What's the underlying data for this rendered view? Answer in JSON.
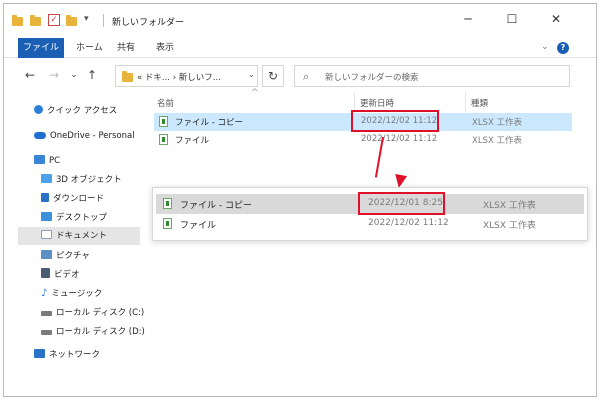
{
  "window": {
    "title": "新しいフォルダー",
    "controls": {
      "minimize": "─",
      "maximize": "☐",
      "close": "✕"
    }
  },
  "ribbon": {
    "tabs": [
      "ファイル",
      "ホーム",
      "共有",
      "表示"
    ],
    "expand_glyph": "⌄",
    "help_glyph": "?"
  },
  "navigation": {
    "back": "←",
    "forward": "→",
    "recent": "⌄",
    "up": "↑",
    "address": "« ドキ... › 新しいフ...",
    "address_dropdown": "⌄",
    "refresh": "↻",
    "search_placeholder": "新しいフォルダーの検索"
  },
  "sidebar": {
    "items": [
      {
        "label": "クイック アクセス",
        "icon": "star-icon",
        "color": "#2b7fd8"
      },
      {
        "label": "OneDrive - Personal",
        "icon": "cloud-icon",
        "color": "#1f6fd1"
      },
      {
        "label": "PC",
        "icon": "computer-icon",
        "color": "#3a86d6"
      },
      {
        "label": "3D オブジェクト",
        "icon": "cube-icon",
        "color": "#4aa3e8"
      },
      {
        "label": "ダウンロード",
        "icon": "download-icon",
        "color": "#2a72c8"
      },
      {
        "label": "デスクトップ",
        "icon": "desktop-icon",
        "color": "#3c8fd9"
      },
      {
        "label": "ドキュメント",
        "icon": "document-icon",
        "color": "#8aa0b8",
        "selected": true
      },
      {
        "label": "ピクチャ",
        "icon": "pictures-icon",
        "color": "#5b8fc6"
      },
      {
        "label": "ビデオ",
        "icon": "video-icon",
        "color": "#4a5b74"
      },
      {
        "label": "ミュージック",
        "icon": "music-icon",
        "color": "#2a7ad1"
      },
      {
        "label": "ローカル ディスク (C:)",
        "icon": "drive-c-icon",
        "color": "#7a7a7a"
      },
      {
        "label": "ローカル ディスク (D:)",
        "icon": "drive-d-icon",
        "color": "#7a7a7a"
      },
      {
        "label": "ネットワーク",
        "icon": "network-icon",
        "color": "#2a72c8"
      }
    ]
  },
  "file_list": {
    "columns": [
      "名前",
      "更新日時",
      "種類"
    ],
    "sort_glyph": "^",
    "rows": [
      {
        "name": "ファイル - コピー",
        "modified": "2022/12/02 11:12",
        "type": "XLSX 工作表",
        "selected": true
      },
      {
        "name": "ファイル",
        "modified": "2022/12/02 11:12",
        "type": "XLSX 工作表"
      }
    ]
  },
  "zoom_popup": {
    "rows": [
      {
        "name": "ファイル - コピー",
        "modified": "2022/12/01 8:25",
        "type": "XLSX 工作表"
      },
      {
        "name": "ファイル",
        "modified": "2022/12/02 11:12",
        "type": "XLSX 工作表"
      }
    ]
  },
  "colors": {
    "accent": "#1a5fb4",
    "selection": "#cce8ff",
    "highlight": "#e0102a",
    "excel": "#2e8b2e"
  }
}
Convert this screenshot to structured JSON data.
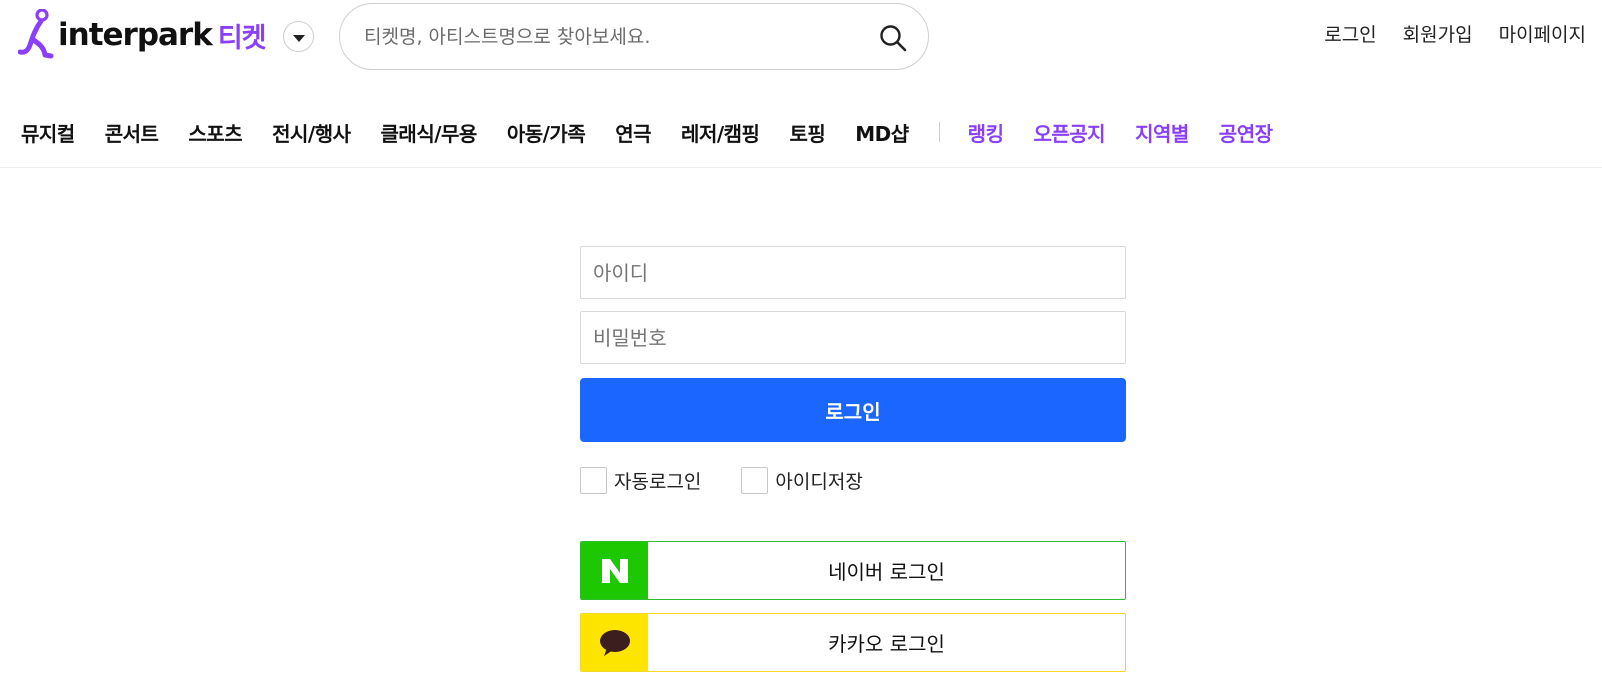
{
  "brand": {
    "wordmark": "interpark",
    "sub": "티켓",
    "accent_color": "#8a3ffc"
  },
  "search": {
    "placeholder": "티켓명, 아티스트명으로 찾아보세요.",
    "value": "",
    "icon": "search-icon"
  },
  "util_links": [
    "로그인",
    "회원가입",
    "마이페이지"
  ],
  "nav": {
    "categories": [
      "뮤지컬",
      "콘서트",
      "스포츠",
      "전시/행사",
      "클래식/무용",
      "아동/가족",
      "연극",
      "레저/캠핑",
      "토핑",
      "MD샵"
    ],
    "highlights": [
      "랭킹",
      "오픈공지",
      "지역별",
      "공연장"
    ]
  },
  "login": {
    "id_placeholder": "아이디",
    "pw_placeholder": "비밀번호",
    "submit": "로그인",
    "submit_color": "#1a66ff",
    "auto_login": "자동로그인",
    "save_id": "아이디저장"
  },
  "social": {
    "naver": {
      "label": "네이버 로그인",
      "icon": "naver-n-icon",
      "color": "#1ec800"
    },
    "kakao": {
      "label": "카카오 로그인",
      "icon": "kakao-speech-bubble-icon",
      "color": "#fee500"
    }
  }
}
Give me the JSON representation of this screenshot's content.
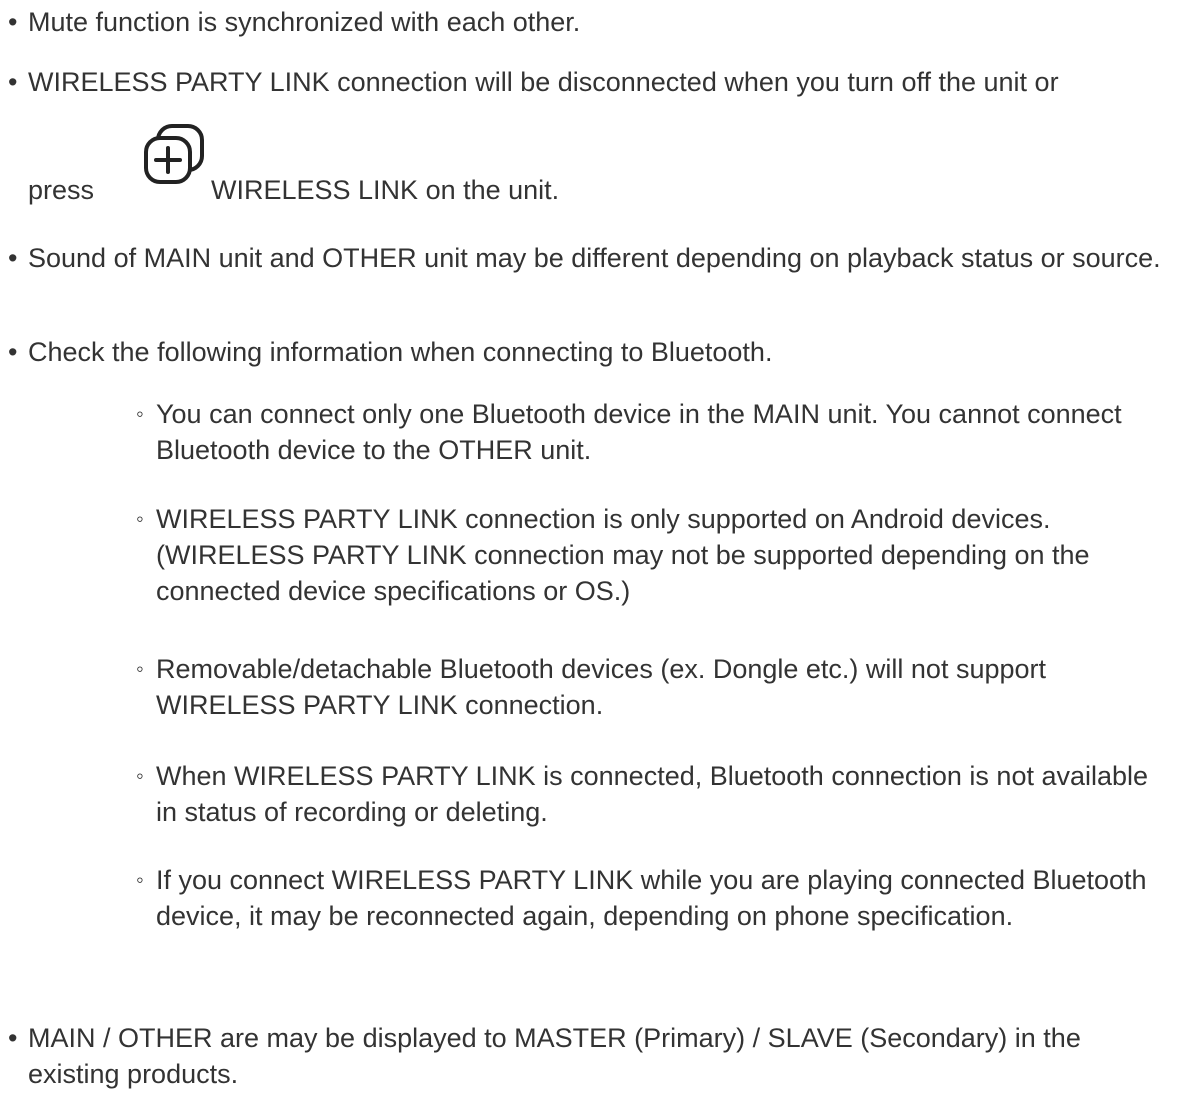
{
  "bullets": {
    "mute": "Mute function is synchronized with each other.",
    "disconnect_line1": "WIRELESS PARTY LINK connection will be disconnected when you turn off the unit or",
    "disconnect_press": "press",
    "disconnect_icon": "wireless-link-icon",
    "disconnect_tail": "WIRELESS LINK on the unit.",
    "sound": "Sound of MAIN unit and OTHER unit may be different depending on playback status or source.",
    "check": "Check the following information when connecting to Bluetooth.",
    "main_other": "MAIN / OTHER are may be displayed to MASTER (Primary) / SLAVE (Secondary) in the existing products."
  },
  "sub_bullets": [
    "You can connect only one Bluetooth device in the MAIN unit. You cannot connect Bluetooth device to the OTHER unit.",
    "WIRELESS PARTY LINK connection is only supported on Android devices. (WIRELESS PARTY LINK connection may not be supported depending on the connected device specifications or OS.)",
    "Removable/detachable Bluetooth devices (ex. Dongle etc.) will not support WIRELESS PARTY LINK connection.",
    "When WIRELESS PARTY LINK is connected, Bluetooth connection is not available in status of recording or deleting.",
    "If you connect WIRELESS PARTY LINK while you are playing connected Bluetooth device, it may be reconnected again, depending on phone specification."
  ],
  "marks": {
    "bullet": "•",
    "sub_bullet": "◦"
  },
  "colors": {
    "text": "#333333",
    "icon": "#222222",
    "background": "#ffffff"
  }
}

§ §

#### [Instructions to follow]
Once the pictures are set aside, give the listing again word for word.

#### [Task answer]
What's the underlying data for this rendered view? Answer in JSON.
{
  "window": {
    "title": "新しいフォルダー",
    "controls": {
      "minimize": "─",
      "maximize": "☐",
      "close": "✕"
    }
  },
  "ribbon": {
    "tabs": [
      "ファイル",
      "ホーム",
      "共有",
      "表示"
    ],
    "expand_glyph": "⌄",
    "help_glyph": "?"
  },
  "navigation": {
    "back": "←",
    "forward": "→",
    "recent": "⌄",
    "up": "↑",
    "address": "« ドキ... › 新しいフ...",
    "address_dropdown": "⌄",
    "refresh": "↻",
    "search_placeholder": "新しいフォルダーの検索"
  },
  "sidebar": {
    "items": [
      {
        "label": "クイック アクセス",
        "icon": "star-icon",
        "color": "#2b7fd8"
      },
      {
        "label": "OneDrive - Personal",
        "icon": "cloud-icon",
        "color": "#1f6fd1"
      },
      {
        "label": "PC",
        "icon": "computer-icon",
        "color": "#3a86d6"
      },
      {
        "label": "3D オブジェクト",
        "icon": "cube-icon",
        "color": "#4aa3e8"
      },
      {
        "label": "ダウンロード",
        "icon": "download-icon",
        "color": "#2a72c8"
      },
      {
        "label": "デスクトップ",
        "icon": "desktop-icon",
        "color": "#3c8fd9"
      },
      {
        "label": "ドキュメント",
        "icon": "document-icon",
        "color": "#8aa0b8",
        "selected": true
      },
      {
        "label": "ピクチャ",
        "icon": "pictures-icon",
        "color": "#5b8fc6"
      },
      {
        "label": "ビデオ",
        "icon": "video-icon",
        "color": "#4a5b74"
      },
      {
        "label": "ミュージック",
        "icon": "music-icon",
        "color": "#2a7ad1"
      },
      {
        "label": "ローカル ディスク (C:)",
        "icon": "drive-c-icon",
        "color": "#7a7a7a"
      },
      {
        "label": "ローカル ディスク (D:)",
        "icon": "drive-d-icon",
        "color": "#7a7a7a"
      },
      {
        "label": "ネットワーク",
        "icon": "network-icon",
        "color": "#2a72c8"
      }
    ]
  },
  "file_list": {
    "columns": [
      "名前",
      "更新日時",
      "種類"
    ],
    "sort_glyph": "^",
    "rows": [
      {
        "name": "ファイル - コピー",
        "modified": "2022/12/02 11:12",
        "type": "XLSX 工作表",
        "selected": true
      },
      {
        "name": "ファイル",
        "modified": "2022/12/02 11:12",
        "type": "XLSX 工作表"
      }
    ]
  },
  "zoom_popup": {
    "rows": [
      {
        "name": "ファイル - コピー",
        "modified": "2022/12/01 8:25",
        "type": "XLSX 工作表"
      },
      {
        "name": "ファイル",
        "modified": "2022/12/02 11:12",
        "type": "XLSX 工作表"
      }
    ]
  },
  "colors": {
    "accent": "#1a5fb4",
    "selection": "#cce8ff",
    "highlight": "#e0102a",
    "excel": "#2e8b2e"
  }
}
Convert this screenshot to structured JSON data.
{
  "brand": {
    "wordmark": "interpark",
    "sub": "티켓",
    "accent_color": "#8a3ffc"
  },
  "search": {
    "placeholder": "티켓명, 아티스트명으로 찾아보세요.",
    "value": "",
    "icon": "search-icon"
  },
  "util_links": [
    "로그인",
    "회원가입",
    "마이페이지"
  ],
  "nav": {
    "categories": [
      "뮤지컬",
      "콘서트",
      "스포츠",
      "전시/행사",
      "클래식/무용",
      "아동/가족",
      "연극",
      "레저/캠핑",
      "토핑",
      "MD샵"
    ],
    "highlights": [
      "랭킹",
      "오픈공지",
      "지역별",
      "공연장"
    ]
  },
  "login": {
    "id_placeholder": "아이디",
    "pw_placeholder": "비밀번호",
    "submit": "로그인",
    "submit_color": "#1a66ff",
    "auto_login": "자동로그인",
    "save_id": "아이디저장"
  },
  "social": {
    "naver": {
      "label": "네이버 로그인",
      "icon": "naver-n-icon",
      "color": "#1ec800"
    },
    "kakao": {
      "label": "카카오 로그인",
      "icon": "kakao-speech-bubble-icon",
      "color": "#fee500"
    }
  }
}
Give me the JSON representation of this screenshot's content.
{
  "bullets": {
    "mute": "Mute function is synchronized with each other.",
    "disconnect_line1": "WIRELESS PARTY LINK connection will be disconnected when you turn off the unit or",
    "disconnect_press": "press",
    "disconnect_icon": "wireless-link-icon",
    "disconnect_tail": "WIRELESS LINK on the unit.",
    "sound": "Sound of MAIN unit and OTHER unit may be different depending on playback status or source.",
    "check": "Check the following information when connecting to Bluetooth.",
    "main_other": "MAIN / OTHER are may be displayed to MASTER (Primary) / SLAVE (Secondary) in the existing products."
  },
  "sub_bullets": [
    "You can connect only one Bluetooth device in the MAIN unit. You cannot connect Bluetooth device to the OTHER unit.",
    "WIRELESS PARTY LINK connection is only supported on Android devices. (WIRELESS PARTY LINK connection may not be supported depending on the connected device specifications or OS.)",
    "Removable/detachable Bluetooth devices (ex. Dongle etc.) will not support WIRELESS PARTY LINK connection.",
    "When WIRELESS PARTY LINK is connected, Bluetooth connection is not available in status of recording or deleting.",
    "If you connect WIRELESS PARTY LINK while you are playing connected Bluetooth device, it may be reconnected again, depending on phone specification."
  ],
  "marks": {
    "bullet": "•",
    "sub_bullet": "◦"
  },
  "colors": {
    "text": "#333333",
    "icon": "#222222",
    "background": "#ffffff"
  }
}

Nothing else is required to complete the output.